● **What to produce**
Select and copy out every line in the records containing "name".

● **Given information**
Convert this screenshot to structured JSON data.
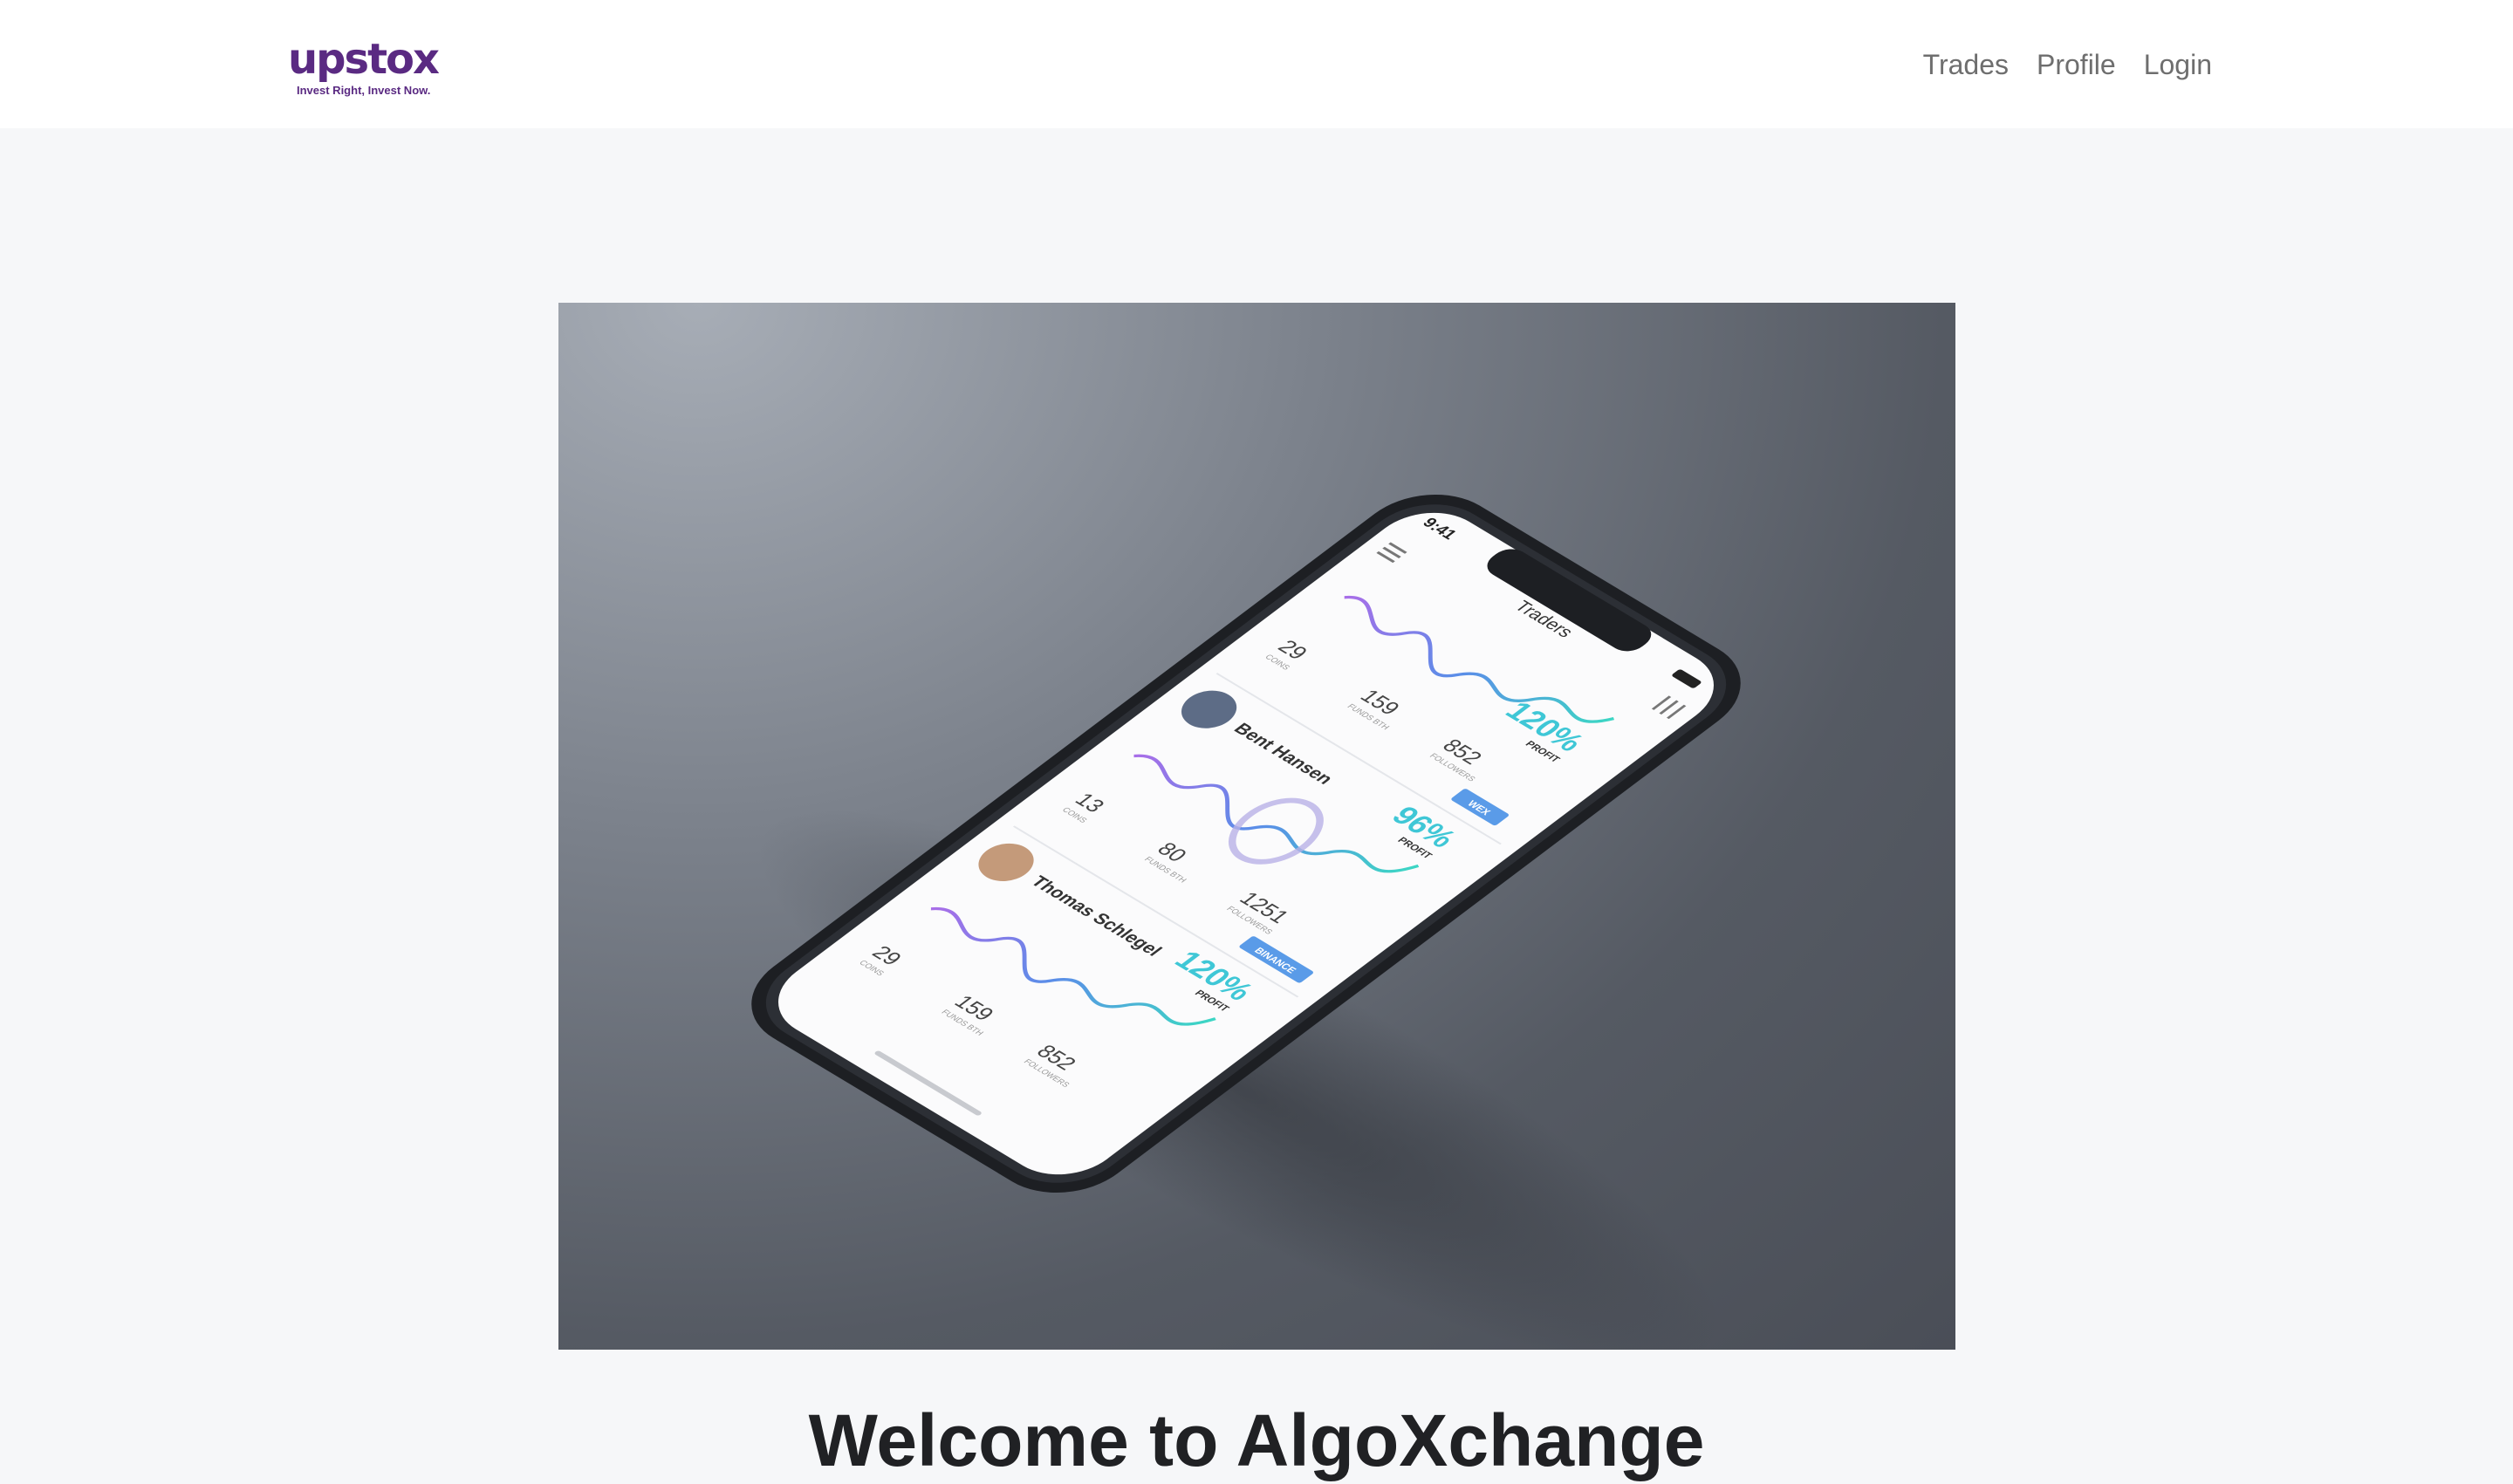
{
  "header": {
    "brand": {
      "name": "upstox",
      "tagline": "Invest Right, Invest Now.",
      "color": "#5a2a82"
    },
    "nav": [
      {
        "label": "Trades"
      },
      {
        "label": "Profile"
      },
      {
        "label": "Login"
      }
    ]
  },
  "hero_image": {
    "status_time": "9:41",
    "screen_title": "Traders",
    "traders": [
      {
        "name": "",
        "profit": "120%",
        "profit_label": "PROFIT",
        "stats": [
          {
            "value": "29",
            "label": "COINS"
          },
          {
            "value": "159",
            "label": "FUNDS BTH"
          },
          {
            "value": "852",
            "label": "FOLLOWERS"
          }
        ],
        "exchange": "WEX"
      },
      {
        "name": "Bent Hansen",
        "profit": "96%",
        "profit_label": "PROFIT",
        "stats": [
          {
            "value": "13",
            "label": "COINS"
          },
          {
            "value": "80",
            "label": "FUNDS BTH"
          },
          {
            "value": "1251",
            "label": "FOLLOWERS"
          }
        ],
        "exchange": "BINANCE"
      },
      {
        "name": "Thomas Schlegel",
        "profit": "120%",
        "profit_label": "PROFIT",
        "stats": [
          {
            "value": "29",
            "label": "COINS"
          },
          {
            "value": "159",
            "label": "FUNDS BTH"
          },
          {
            "value": "852",
            "label": "FOLLOWERS"
          }
        ]
      }
    ]
  },
  "main": {
    "welcome": "Welcome to AlgoXchange"
  }
}
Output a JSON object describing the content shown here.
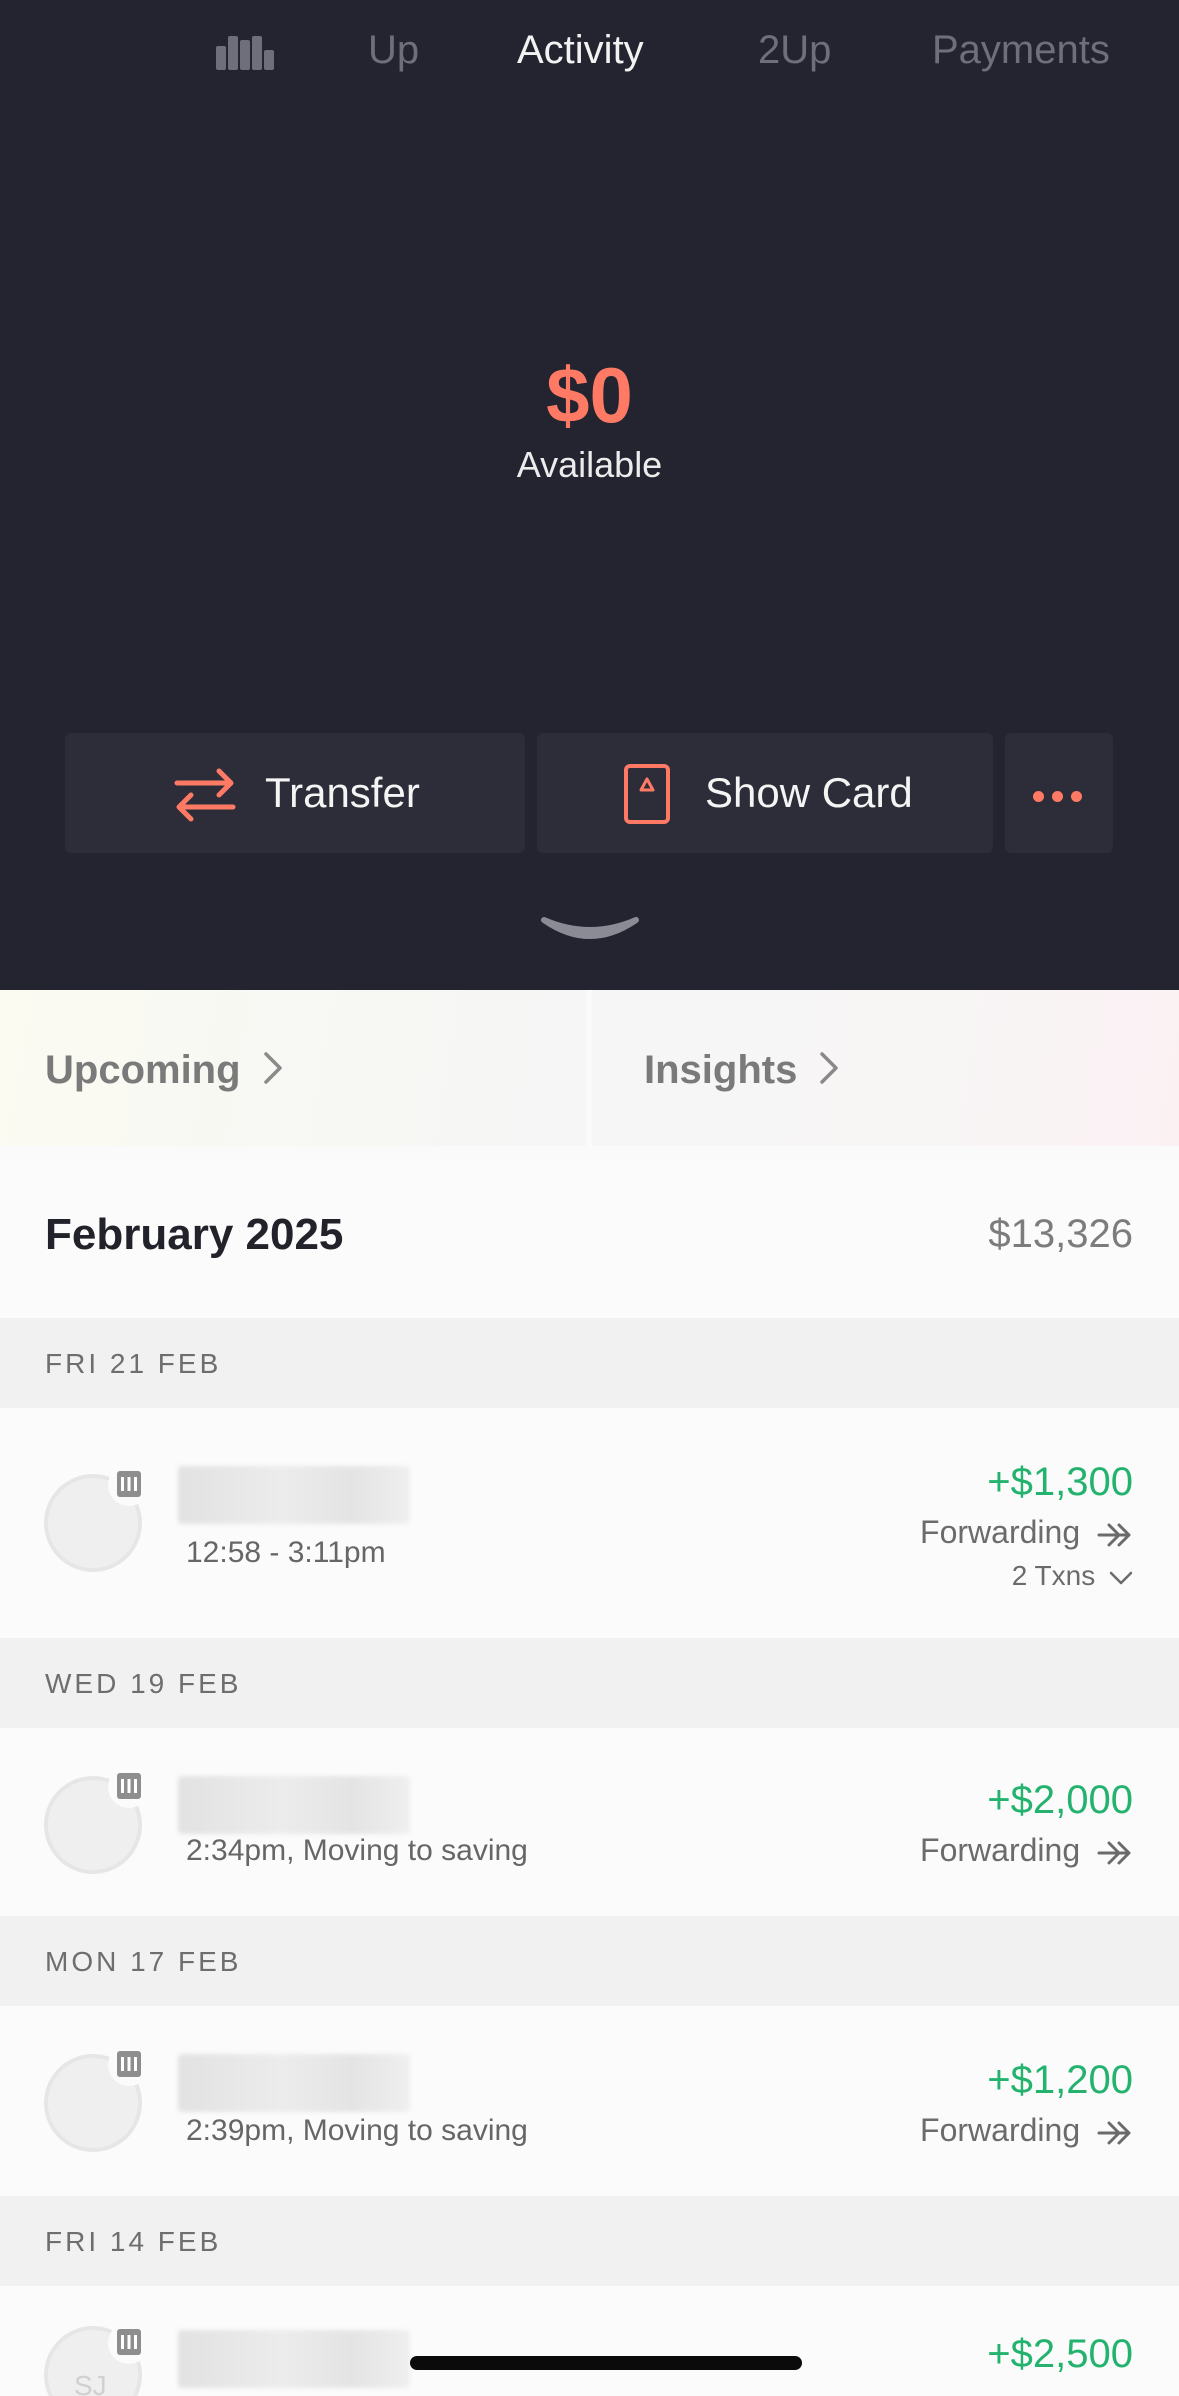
{
  "nav": {
    "tabs": [
      {
        "label": "Up",
        "active": false
      },
      {
        "label": "Activity",
        "active": true
      },
      {
        "label": "2Up",
        "active": false
      },
      {
        "label": "Payments",
        "active": false
      }
    ],
    "insights_icon": "bar-chart-icon"
  },
  "balance": {
    "amount": "$0",
    "label": "Available"
  },
  "actions": {
    "transfer_label": "Transfer",
    "show_card_label": "Show Card",
    "more_icon": "more-dots-icon"
  },
  "cards": {
    "upcoming_label": "Upcoming",
    "insights_label": "Insights"
  },
  "month": {
    "title": "February 2025",
    "total": "$13,326"
  },
  "days": [
    {
      "header": "FRI 21 FEB",
      "transactions": [
        {
          "subtitle": "12:58 - 3:11pm",
          "amount": "+$1,300",
          "type": "Forwarding",
          "count": "2 Txns"
        }
      ]
    },
    {
      "header": "WED 19 FEB",
      "transactions": [
        {
          "subtitle": "2:34pm, Moving to saving",
          "amount": "+$2,000",
          "type": "Forwarding"
        }
      ]
    },
    {
      "header": "MON 17 FEB",
      "transactions": [
        {
          "subtitle": "2:39pm, Moving to saving",
          "amount": "+$1,200",
          "type": "Forwarding"
        }
      ]
    },
    {
      "header": "FRI 14 FEB",
      "transactions": [
        {
          "initials": "SJ",
          "amount": "+$2,500"
        }
      ]
    }
  ],
  "colors": {
    "background_dark": "#242430",
    "accent": "#ff7a64",
    "positive": "#23b36e"
  }
}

● **Output of the exercise**
      "name": "upstox",
        "name": "",
        "name": "Bent Hansen",
        "name": "Thomas Schlegel",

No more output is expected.